I didn't make these up. Go research about the benefits of the sun here, here, and here.

How to survive the winter

I'm halfway through my first winter with single digit temperature days in the Netherlands and a week in below zero temperature in Finland. Here are some survival tips:

Rethink food

Salmon and cheese are not common in Pinoy dishes but these seem to be a basic staple at least in Amsterdam. I know most people tend to still stick to the dishes they know well but you'll miss out on reaping the benefits from the basic food staples. It turns out that salmon and cheese are good sources of vitamin D. Eat them as it is or pair them with some rye bread.

Tip: Forget about your love of rice for a while and be smart about your food intake. Load up on cheese and salmon.
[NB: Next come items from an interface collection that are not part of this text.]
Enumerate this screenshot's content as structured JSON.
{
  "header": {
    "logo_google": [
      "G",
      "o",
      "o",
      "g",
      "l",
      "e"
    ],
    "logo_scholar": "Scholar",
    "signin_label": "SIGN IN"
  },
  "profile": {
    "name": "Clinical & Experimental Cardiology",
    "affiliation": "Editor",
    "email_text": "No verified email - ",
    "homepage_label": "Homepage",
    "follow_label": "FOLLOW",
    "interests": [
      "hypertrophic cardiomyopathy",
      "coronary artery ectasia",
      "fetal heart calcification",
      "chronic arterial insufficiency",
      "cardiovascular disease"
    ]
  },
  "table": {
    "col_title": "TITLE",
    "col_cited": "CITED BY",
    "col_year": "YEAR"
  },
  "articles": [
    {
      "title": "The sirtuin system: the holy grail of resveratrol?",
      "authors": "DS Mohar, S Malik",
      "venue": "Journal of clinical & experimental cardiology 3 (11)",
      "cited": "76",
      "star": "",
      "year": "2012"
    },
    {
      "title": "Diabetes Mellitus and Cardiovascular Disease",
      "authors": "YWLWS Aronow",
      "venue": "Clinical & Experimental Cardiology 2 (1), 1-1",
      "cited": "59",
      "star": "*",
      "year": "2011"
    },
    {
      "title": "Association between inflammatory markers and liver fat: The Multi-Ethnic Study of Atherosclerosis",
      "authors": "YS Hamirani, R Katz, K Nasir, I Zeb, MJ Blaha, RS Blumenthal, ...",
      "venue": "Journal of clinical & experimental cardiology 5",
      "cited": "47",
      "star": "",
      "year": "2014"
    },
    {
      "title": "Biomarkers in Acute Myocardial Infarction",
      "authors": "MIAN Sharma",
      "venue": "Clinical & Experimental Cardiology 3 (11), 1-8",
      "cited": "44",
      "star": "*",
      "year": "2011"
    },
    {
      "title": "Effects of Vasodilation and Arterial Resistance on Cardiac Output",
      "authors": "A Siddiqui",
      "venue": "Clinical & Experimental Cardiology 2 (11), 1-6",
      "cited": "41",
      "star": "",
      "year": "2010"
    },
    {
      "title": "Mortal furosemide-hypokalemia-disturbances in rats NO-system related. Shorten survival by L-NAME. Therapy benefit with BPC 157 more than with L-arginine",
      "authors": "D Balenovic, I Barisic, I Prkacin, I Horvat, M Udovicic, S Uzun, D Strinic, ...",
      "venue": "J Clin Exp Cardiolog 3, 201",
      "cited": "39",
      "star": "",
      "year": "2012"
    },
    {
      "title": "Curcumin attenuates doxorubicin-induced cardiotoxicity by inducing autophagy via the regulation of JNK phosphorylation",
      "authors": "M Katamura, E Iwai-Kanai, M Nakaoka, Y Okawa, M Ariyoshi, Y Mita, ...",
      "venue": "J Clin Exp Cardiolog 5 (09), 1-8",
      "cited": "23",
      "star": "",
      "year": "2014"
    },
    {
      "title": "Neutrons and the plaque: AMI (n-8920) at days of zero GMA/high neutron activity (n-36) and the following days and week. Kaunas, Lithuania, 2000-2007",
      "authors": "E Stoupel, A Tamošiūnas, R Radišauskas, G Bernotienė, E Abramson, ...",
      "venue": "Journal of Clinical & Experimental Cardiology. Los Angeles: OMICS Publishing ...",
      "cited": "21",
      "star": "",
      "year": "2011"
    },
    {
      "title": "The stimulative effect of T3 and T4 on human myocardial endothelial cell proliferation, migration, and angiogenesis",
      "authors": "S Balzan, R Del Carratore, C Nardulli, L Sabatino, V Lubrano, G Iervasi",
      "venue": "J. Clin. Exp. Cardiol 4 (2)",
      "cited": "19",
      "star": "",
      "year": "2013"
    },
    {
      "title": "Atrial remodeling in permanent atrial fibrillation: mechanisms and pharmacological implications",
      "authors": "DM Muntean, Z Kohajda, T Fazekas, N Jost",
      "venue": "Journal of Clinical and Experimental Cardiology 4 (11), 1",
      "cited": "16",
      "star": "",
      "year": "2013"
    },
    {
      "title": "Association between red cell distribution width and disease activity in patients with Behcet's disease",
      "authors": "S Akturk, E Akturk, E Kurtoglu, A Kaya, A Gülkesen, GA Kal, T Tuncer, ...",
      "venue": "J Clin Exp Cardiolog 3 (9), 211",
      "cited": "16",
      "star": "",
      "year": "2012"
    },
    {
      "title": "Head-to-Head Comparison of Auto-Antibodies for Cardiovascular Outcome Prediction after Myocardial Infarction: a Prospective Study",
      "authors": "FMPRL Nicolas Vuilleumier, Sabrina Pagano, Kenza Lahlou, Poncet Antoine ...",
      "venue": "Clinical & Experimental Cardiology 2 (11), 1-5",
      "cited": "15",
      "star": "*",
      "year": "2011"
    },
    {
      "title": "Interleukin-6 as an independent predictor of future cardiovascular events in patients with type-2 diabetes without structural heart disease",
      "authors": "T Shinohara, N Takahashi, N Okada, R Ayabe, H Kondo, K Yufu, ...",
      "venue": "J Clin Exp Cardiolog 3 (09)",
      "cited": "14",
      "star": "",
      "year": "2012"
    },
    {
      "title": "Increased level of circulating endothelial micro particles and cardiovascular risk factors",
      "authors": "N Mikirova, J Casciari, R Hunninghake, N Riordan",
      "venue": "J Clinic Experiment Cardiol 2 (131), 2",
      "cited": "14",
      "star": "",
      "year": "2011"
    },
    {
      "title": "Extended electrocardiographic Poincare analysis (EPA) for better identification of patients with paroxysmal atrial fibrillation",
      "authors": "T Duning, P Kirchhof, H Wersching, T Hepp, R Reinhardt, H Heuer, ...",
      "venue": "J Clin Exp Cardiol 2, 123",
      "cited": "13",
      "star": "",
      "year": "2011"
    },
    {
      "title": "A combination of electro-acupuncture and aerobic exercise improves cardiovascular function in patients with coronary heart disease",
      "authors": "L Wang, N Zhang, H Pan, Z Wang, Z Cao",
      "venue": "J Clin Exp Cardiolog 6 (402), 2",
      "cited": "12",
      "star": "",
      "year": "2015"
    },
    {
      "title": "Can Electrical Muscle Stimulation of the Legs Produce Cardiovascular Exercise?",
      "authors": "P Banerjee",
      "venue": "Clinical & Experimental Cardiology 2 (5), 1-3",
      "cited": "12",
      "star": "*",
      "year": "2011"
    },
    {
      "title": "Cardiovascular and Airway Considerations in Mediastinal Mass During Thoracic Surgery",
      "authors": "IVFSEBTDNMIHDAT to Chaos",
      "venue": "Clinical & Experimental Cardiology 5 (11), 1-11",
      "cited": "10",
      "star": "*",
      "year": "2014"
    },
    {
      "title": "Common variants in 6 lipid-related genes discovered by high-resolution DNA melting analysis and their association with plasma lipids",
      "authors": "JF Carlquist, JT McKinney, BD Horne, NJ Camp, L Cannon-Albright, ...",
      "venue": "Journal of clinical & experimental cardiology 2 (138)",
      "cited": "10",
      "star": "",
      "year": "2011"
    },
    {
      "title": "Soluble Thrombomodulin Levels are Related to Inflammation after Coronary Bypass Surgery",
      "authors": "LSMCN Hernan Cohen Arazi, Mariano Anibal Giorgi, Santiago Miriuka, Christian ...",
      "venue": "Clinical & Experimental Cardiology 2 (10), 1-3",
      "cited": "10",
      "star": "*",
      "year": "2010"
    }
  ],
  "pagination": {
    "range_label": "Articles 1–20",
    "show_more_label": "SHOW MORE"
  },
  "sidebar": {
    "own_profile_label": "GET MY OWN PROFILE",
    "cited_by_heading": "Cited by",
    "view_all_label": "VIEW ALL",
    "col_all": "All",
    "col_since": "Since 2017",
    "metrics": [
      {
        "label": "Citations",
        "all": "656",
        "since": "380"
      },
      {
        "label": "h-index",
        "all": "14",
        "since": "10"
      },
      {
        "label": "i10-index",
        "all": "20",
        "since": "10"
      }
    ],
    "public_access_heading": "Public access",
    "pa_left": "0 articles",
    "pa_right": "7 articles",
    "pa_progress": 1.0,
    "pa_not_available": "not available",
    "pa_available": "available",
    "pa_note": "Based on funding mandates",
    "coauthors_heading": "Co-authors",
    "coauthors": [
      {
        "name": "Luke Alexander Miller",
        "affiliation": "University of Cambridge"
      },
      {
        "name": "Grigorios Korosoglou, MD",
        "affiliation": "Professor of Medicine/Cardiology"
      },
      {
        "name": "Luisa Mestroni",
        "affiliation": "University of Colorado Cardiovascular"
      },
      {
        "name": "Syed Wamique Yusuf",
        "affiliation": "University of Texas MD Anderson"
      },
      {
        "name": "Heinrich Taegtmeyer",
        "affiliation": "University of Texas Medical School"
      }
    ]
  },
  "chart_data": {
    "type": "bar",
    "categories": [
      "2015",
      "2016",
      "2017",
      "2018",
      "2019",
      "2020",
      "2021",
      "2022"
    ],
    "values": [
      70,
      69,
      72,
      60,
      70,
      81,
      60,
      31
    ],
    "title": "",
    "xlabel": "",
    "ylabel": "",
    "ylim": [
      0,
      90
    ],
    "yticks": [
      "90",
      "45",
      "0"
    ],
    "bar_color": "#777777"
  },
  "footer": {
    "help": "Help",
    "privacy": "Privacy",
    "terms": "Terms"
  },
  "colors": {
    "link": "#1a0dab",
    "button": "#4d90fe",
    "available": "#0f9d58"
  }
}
Other sources of vitamin D are mushrooms, oysters, and eggs. 

Induce serotonin

There will be days when you just want to wrap yourself in a warm blanket and be a living burrito. The challenge is to see if you can boost your mood. As it turns out, serotonin can be induced by doing things that you know you love, despite not having the energy for it. This works like Mark Manson's "Do Something" principle, where you trigger your motivation by acting on something first, just doing the smallest thing that you can.

Beach on a cold, winter day

Of course this only applies when you are absolutely aware that your mood is something you can work on. If you think things are getting out of hand, see a doctor.

Tip: Go for walks, stretch, read, and explore hobbies to keep your serotonin levels in check. 


I don't sweat as much as usual in the winter (surprise!) so my brain does not send that thirsty signal as much as it did back in humid Saigon. Also, because it's cold, I am always tempted to consume more alcohol to get that warm, fuzzy feeling. Less water consumption plus an increased alcohol intake lead to dehydration in the winter.
I've walked around in Amsterdam with a dull headache. Only later when I chugged half a liter of water did I figure out that I was dehydrated.

Tip: Always bring a reusable water bottle with you. The best part is tap water is safe to drink in most of Europe. There's no excuse to not drink water in between your endless wine consumption. 

Keep your moisturizers and lip balm within reach.

Cracked heels, chapped lips, dry skin. Winter is here.
My skin care used to be fairly simple. Sunblock, moisturizer, and my favorite sunflower oil. That was it. I turned into a sweaty, sticky mess on some days but at least my skin wasn't dry.

However, when its colder, I put on insane amount of moisturizer and lip balm. Dry skin is itchy and chapped lips sting. At -15 degrees temp, I put on moisturizer 4-6 times a day even while indoors.

TipBring your favorite brands with you. I found that the formulation of most products are different here than the ones I used back home. Get just enough stock that will last you for a month, while you research and look for new formulas that will work for you. 

Dress to stay warm.

Bundle up with your overcoat, hat, gloves, and thick scarf.

You can be fine 2 minutes out of the house but extremely cold in the next 10 minutes while waiting for the tram. Layer up and just peel them away if you start sweating. Aside from the temperature, wind and humidity contribute to the actual chill that you feel. Dry, below zero temperatures in Finland are more pleasant than 1-degree, humid days in Amsterdam.

Not the most fashionable, but hey it works!

If you are traveling in the middle of the winter, get your warm clothes in the Philippines. You will have more options once you get here but you would not survive the first few minutes out of the airport.

Tip: For the budget conscious, find fleece and wool jackets in ukay-ukays. If you have less time to rummage, Uniqlo is a good place to shop for merino wool clothing and thermal underwear.

Share your tips on how you are surviving the winter!